Page and application data records:

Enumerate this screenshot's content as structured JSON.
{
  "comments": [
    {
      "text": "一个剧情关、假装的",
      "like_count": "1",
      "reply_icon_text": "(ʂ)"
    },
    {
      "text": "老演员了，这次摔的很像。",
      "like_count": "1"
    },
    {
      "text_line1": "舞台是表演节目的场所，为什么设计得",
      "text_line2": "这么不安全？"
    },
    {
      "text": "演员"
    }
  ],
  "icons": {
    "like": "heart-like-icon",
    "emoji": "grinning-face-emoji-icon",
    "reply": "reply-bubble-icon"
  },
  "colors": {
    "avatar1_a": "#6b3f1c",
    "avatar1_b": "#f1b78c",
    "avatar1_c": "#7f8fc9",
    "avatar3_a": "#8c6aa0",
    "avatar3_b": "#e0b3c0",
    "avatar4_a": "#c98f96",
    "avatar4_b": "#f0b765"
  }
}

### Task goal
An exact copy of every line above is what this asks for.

### Response below
Enumerate this screenshot's content as structured JSON.
{
  "comments": [
    {
      "text": "一个剧情关、假装的",
      "like_count": "1",
      "reply_icon_text": "(ʂ)"
    },
    {
      "text": "老演员了，这次摔的很像。",
      "like_count": "1"
    },
    {
      "text_line1": "舞台是表演节目的场所，为什么设计得",
      "text_line2": "这么不安全？"
    },
    {
      "text": "演员"
    }
  ],
  "icons": {
    "like": "heart-like-icon",
    "emoji": "grinning-face-emoji-icon",
    "reply": "reply-bubble-icon"
  },
  "colors": {
    "avatar1_a": "#6b3f1c",
    "avatar1_b": "#f1b78c",
    "avatar1_c": "#7f8fc9",
    "avatar3_a": "#8c6aa0",
    "avatar3_b": "#e0b3c0",
    "avatar4_a": "#c98f96",
    "avatar4_b": "#f0b765"
  }
}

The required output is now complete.